Within welding schools, the intricate art and science of these techniques come to life through rigorous, hands-on training. Students learn diverse procedures, from basic metal joining to advanced methods like Tungsten Inert Gas (TIG) welding.
Safety remains paramount throughout the curriculum. Trainees are educated on responsible equipment handling, personal protection using safety goggles, helmets, and fire-resistant clothing, and identifying potential hazards.
This rigorous training not only sharpens skills but also instills a strong safety culture.
Creativity and Artistry
Beyond safety and training, welding provides a platform for creativity and artistry to flourish, exemplified by sculptures. These artistic creations blend technical prowess with aesthetic vision, molding raw materials into intricate artistic expressions.
Artists employ various techniques like MIG, TIG, and stick welding, infusing design and art theory into their curriculum, nurturing both craft and creativity.
Welding Schools: Shaping Future Artisans
Welding schools globally play a pivotal role in shaping future artisans, merging technical skills with artistic creativity. Their rigorous curriculum balances classroom learning with hands-on training, offering diverse career opportunities across industries like construction, automotive, and sculpting.

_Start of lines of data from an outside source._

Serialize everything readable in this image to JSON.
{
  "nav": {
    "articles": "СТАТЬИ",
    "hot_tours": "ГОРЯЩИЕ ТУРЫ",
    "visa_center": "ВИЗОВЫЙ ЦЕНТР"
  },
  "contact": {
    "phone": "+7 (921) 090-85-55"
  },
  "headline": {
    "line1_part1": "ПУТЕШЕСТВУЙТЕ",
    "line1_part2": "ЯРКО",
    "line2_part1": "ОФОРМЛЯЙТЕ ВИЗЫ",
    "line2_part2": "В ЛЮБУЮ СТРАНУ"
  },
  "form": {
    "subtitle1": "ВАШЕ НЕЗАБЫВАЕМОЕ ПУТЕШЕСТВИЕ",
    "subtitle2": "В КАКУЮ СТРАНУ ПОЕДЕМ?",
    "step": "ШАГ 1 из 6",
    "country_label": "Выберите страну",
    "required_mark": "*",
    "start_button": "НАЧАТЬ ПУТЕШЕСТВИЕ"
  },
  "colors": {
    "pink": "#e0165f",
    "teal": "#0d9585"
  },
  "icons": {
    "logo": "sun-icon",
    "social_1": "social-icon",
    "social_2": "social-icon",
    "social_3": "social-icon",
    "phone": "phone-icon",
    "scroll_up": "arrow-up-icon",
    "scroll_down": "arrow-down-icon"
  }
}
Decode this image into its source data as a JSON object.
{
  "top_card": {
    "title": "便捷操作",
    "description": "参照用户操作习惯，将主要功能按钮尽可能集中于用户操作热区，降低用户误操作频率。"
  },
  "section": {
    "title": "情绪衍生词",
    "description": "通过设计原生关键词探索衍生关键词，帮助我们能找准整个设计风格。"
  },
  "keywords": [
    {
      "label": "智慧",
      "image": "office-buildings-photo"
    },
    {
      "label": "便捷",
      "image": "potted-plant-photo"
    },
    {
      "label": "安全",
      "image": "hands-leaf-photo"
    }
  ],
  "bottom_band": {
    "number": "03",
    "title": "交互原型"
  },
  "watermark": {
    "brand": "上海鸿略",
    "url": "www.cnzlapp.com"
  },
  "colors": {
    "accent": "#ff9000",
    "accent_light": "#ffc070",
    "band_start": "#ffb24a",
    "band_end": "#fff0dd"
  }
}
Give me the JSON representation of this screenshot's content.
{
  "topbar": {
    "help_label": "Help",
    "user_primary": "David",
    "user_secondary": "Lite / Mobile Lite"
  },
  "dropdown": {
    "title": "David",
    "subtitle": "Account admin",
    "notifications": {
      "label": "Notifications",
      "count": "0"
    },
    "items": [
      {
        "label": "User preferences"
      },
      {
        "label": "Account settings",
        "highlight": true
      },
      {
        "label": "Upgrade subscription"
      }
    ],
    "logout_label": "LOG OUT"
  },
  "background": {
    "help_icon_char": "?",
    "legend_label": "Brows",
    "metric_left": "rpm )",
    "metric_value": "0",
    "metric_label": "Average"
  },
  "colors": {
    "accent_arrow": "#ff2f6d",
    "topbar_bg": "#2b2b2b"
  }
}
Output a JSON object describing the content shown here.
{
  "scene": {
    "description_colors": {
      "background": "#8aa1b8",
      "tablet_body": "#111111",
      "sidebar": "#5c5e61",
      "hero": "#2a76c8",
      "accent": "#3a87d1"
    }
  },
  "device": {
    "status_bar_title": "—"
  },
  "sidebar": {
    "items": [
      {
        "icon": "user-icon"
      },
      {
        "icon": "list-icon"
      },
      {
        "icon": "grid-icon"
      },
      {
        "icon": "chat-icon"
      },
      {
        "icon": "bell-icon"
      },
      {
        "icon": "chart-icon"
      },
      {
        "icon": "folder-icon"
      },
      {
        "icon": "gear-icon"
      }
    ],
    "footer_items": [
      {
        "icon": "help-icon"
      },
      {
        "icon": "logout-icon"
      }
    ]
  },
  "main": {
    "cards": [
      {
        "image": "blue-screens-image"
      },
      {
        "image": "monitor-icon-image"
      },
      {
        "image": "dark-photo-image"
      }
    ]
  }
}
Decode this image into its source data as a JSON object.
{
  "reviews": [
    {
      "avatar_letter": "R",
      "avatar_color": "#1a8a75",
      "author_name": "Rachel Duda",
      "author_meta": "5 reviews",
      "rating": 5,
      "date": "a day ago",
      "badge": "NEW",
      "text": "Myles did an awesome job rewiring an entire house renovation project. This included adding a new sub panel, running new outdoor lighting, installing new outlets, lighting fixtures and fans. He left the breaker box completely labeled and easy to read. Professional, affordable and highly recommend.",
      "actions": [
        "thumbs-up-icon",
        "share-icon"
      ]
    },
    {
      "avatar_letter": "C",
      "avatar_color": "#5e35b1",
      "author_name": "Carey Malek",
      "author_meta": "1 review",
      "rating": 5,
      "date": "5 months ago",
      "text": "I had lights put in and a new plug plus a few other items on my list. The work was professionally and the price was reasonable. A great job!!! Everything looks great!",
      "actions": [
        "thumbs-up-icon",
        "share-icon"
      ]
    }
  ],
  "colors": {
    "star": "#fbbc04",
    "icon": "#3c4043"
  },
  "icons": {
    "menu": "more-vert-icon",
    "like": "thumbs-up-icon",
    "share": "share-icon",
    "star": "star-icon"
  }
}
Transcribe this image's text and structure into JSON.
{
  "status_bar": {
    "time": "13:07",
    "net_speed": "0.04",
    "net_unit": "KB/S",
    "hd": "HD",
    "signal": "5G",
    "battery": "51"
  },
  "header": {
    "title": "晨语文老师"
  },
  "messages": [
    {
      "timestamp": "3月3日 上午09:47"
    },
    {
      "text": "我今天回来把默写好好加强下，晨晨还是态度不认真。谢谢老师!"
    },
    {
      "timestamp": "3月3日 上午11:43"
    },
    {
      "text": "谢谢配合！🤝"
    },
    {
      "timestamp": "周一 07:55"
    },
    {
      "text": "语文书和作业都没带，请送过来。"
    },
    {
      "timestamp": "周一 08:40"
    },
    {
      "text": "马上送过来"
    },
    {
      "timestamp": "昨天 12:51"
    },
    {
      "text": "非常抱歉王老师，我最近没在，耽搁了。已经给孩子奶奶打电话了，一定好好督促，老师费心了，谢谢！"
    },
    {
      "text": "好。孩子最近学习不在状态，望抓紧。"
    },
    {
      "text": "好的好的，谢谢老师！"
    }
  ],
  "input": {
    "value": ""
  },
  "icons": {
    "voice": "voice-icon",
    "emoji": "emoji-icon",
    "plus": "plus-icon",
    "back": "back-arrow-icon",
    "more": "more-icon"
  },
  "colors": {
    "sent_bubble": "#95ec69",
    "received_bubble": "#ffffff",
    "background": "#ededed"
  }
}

These institutions not only impart practical skills but also cultivate the artistic potential of students, creating a workforce adept in both technical proficiency and creativity.
Increasing Demand for Skilled Welders
In today’s evolving industrial landscape, the demand for skilled welders spans various sectors, emphasizing the need to prepare students for diverse career paths.
Industries Relying on Expertise
Welding extends beyond traditional sectors like construction and automotive repair, with aerospace, shipbuilding, and artistic sculpting relying heavily on welders' unique skills. Precision welding is critical in aerospace for safety and functionality, while shipbuilding requires durability in harsh marine -environments.
Expanding Career Paths
As welding infiltrates new sectors, graduates explore roles such as underwater welders, pipeline specialists, and inspectors. These positions offer competitive salaries and opportunities to work on innovative projects.
Frequently Asked Questions
Here are some common queries:
- Safety Measures: Welding schools stress equipment maintenance and Personal Protective Equipment (PPE) usage for safe practice.
- Program Duration: Programs typically span nine months to two years, depending on the curriculum and individual time management.
- Cost Comparison: The cost is comparable to other vocational programs, varying based on factors like equipment and regional pricing.
- Job Opportunities: Graduates find roles in welding, pipeline work, shipbuilding, construction, and diverse industries.
- Financial Aid: Many schools offer financial aid or scholarships to offset tuition and equipment costs.